The last link in a vocal chain before it hits your interface is the EQ. At least it's usually in the final position—sometimes, you may want a little light EQ, generally a high-pass filter, before the compressor if the signal is really rich in low-frequency information. But, most of the time, the EQ is the final element for contouring your vocal signal. As with the previous links in the chain, there are a number of choices here that your Solution Specialist can help you sort through for your applications.
A tube-driven passive EQ that's reminiscent of the stellar Pultec EQP-1A, like the Manley Massive Passive, adds warmth and smoothness, especially in the upper-mid and high frequencies, as well as providing 4-bands of EQ, plus high- and low-pass filters. The Manley is also a great mix and mastering EQ, so you'll find it floating to various points in your signal chain.

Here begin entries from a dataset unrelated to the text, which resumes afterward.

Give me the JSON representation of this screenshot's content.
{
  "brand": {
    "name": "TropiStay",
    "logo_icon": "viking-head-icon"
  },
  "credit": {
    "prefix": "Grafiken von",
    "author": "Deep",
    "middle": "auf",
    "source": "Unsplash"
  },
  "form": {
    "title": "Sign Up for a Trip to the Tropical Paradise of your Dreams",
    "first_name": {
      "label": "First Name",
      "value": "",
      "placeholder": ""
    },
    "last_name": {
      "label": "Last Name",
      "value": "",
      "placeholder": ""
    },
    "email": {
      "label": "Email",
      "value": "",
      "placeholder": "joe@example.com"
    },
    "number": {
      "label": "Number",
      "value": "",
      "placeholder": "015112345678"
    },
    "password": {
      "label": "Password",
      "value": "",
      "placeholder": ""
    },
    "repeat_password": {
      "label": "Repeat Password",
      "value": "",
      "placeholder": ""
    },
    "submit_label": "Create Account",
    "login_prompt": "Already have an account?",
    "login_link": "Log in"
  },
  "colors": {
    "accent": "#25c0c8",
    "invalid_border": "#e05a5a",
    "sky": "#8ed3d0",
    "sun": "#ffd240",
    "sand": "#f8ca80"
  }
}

A console-style EQ provides an increased level of control. Whether it's the A Designs Hammer 2, a tube/hybrid design that features carefully designed overlap in the frequency bands for smooth transitions without losing punch and just enough 2nd order tube harmonics in its signal path that you may just run it with the EQ bypassed, or an ultraprecise, transparent EQ like the API 5500 with its innovative proportional Q and an ability to "undo" EQ with its reciprocal cut/boost, these style of EQs give you a level of sonic control you would otherwise only get on high-end recording consoles.
Pictured: Manley Massive Passive Stereo EQ

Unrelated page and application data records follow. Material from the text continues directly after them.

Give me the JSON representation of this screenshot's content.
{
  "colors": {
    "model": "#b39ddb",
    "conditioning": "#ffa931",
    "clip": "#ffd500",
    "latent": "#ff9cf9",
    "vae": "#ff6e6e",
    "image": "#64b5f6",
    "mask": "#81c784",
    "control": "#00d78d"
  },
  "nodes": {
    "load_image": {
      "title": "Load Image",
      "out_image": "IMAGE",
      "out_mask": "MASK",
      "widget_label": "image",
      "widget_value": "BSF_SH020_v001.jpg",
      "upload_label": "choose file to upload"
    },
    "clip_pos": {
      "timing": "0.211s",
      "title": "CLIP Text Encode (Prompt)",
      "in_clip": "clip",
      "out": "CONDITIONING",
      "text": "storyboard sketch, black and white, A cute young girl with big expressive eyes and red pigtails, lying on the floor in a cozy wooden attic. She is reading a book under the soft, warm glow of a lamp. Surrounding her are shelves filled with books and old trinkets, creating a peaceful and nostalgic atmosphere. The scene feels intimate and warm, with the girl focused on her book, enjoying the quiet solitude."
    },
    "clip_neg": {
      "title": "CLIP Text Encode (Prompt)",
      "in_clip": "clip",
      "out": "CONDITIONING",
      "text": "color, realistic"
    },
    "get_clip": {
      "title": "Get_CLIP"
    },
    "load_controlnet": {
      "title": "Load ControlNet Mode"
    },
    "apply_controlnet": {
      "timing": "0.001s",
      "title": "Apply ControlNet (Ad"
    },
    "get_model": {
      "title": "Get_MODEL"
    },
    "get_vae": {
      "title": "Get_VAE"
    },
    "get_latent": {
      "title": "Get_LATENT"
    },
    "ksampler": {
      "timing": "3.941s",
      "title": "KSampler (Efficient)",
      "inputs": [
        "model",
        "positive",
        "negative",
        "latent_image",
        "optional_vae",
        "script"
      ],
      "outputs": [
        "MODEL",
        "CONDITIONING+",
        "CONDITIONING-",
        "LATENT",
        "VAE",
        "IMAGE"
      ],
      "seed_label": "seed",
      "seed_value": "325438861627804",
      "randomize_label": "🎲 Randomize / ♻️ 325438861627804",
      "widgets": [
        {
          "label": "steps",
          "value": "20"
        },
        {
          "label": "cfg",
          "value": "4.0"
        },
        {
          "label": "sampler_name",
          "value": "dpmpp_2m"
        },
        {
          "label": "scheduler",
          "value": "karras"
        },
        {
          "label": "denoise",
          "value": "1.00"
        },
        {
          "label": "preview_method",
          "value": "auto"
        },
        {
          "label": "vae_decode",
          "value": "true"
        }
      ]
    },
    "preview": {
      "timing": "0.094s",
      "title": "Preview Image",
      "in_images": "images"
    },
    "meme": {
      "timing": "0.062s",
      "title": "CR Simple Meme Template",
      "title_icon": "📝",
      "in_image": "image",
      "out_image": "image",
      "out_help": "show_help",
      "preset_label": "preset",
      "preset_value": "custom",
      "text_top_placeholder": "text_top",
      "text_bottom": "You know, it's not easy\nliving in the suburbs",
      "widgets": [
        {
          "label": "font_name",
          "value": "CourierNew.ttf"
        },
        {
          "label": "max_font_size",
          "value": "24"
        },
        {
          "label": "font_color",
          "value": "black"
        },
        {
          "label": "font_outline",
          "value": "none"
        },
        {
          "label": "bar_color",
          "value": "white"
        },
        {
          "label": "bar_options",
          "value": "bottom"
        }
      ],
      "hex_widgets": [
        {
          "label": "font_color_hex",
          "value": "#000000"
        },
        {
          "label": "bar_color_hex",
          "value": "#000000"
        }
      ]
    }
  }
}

Putting It All Together
Once you and your Guitar Center Professional Solution Specialist have worked together to figure out what type of vocal chain will best suit your particular needs, there's one remaining consideration: What form factor or combination of form factors are going to work best in your space and for your projects? There are a number of choices to think about.
First is the classic 19.5" rackmount format. If you're mostly doing all your tracking in a single studio location, this is the most logical choice. You can choose the flexibility of connecting through a patchbay so individual components can be repurposed if needed, or keeping your vocal chain hardwired together for dedicated use.
If you, like many contemporary recording houses, do a certain amount of remote tracking, you might consider the 500 series "lunchbox" format. With the appropriate chassis and power supply, you can create a customized and amazingly portable vocal chain, whether you're using discrete components like the BAE 1073 MPL mic pre, or an all-in-one solution like the Rupert Neve Designs Portico 517.
For some parts of the chain, there are desktop units that can be great for confined control room spaces. Most often, these are the preamp section, like the Focusrite Pro ISA One single-channel pre, or the classic tube-driven Universal Audio 610 SOLO mic pre, based on Bill Putnam's original design for the iconic 610 console.
The GC Pro Advantage
Many engineers and studio owners work out an appropriate vocal chain through experimenting with various combinations of gear. At Guitar Center Professional, we offer an integrated approach, working with a staff that's not only individually knowledgeable and experienced, but easily able to draw on the expertise of a large network with a vast pool of knowledge. Combined with our access to a huge range of professional gear from designers and manufacturers both large and small, and connections with the most experienced contractors in pro audio, you'll find that the best solution for your needs and budget is closer than you expected.